*** Exercise inputs Section Begins ***

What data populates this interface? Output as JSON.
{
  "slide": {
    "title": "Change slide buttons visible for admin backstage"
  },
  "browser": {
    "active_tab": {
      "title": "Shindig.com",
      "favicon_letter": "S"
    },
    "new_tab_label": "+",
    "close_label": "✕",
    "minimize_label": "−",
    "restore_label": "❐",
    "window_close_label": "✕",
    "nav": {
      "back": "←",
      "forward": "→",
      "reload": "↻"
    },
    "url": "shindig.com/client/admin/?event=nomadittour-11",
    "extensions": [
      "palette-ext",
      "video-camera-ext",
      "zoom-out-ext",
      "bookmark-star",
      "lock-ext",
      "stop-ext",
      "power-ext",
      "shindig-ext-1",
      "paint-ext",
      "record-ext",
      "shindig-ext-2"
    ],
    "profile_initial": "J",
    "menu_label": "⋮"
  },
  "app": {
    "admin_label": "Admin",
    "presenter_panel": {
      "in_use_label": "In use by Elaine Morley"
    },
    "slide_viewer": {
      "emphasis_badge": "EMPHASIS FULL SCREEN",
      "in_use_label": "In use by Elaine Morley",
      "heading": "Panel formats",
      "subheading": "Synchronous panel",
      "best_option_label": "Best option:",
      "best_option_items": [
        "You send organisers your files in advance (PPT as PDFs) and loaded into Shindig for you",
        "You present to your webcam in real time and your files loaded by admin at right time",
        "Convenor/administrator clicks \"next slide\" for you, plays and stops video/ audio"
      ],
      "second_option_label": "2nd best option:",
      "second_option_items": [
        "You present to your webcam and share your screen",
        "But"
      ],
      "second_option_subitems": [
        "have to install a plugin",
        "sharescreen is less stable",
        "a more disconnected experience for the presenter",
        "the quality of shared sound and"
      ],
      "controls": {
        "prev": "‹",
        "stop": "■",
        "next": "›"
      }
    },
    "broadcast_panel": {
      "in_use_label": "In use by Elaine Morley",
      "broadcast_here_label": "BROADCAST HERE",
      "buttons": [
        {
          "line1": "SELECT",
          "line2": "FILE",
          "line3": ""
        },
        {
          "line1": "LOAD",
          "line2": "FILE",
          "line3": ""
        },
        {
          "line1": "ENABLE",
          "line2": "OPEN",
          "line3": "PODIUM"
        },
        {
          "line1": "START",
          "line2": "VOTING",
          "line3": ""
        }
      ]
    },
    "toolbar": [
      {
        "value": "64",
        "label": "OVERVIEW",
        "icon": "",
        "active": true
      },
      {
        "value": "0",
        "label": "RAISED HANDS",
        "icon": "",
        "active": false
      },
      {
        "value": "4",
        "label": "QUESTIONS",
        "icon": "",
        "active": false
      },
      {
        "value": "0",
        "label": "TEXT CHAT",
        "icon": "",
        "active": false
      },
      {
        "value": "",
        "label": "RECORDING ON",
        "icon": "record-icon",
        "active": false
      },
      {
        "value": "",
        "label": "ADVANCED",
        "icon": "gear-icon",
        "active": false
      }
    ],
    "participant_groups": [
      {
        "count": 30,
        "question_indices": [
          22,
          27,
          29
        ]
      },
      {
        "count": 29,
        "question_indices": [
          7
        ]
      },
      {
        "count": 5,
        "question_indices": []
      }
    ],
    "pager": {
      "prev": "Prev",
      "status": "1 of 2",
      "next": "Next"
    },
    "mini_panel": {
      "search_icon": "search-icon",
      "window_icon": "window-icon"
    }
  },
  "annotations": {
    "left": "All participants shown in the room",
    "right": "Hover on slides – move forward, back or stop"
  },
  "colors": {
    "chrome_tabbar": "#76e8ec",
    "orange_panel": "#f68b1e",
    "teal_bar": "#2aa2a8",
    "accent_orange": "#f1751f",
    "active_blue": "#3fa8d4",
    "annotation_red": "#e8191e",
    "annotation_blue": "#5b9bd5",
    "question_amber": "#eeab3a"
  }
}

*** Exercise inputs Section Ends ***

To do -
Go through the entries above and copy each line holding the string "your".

Response -
        "You send organisers your files in advance (PPT as PDFs) and loaded into Shindig for you",
        "You present to your webcam in real time and your files loaded by admin at right time",
        "You present to your webcam and share your screen",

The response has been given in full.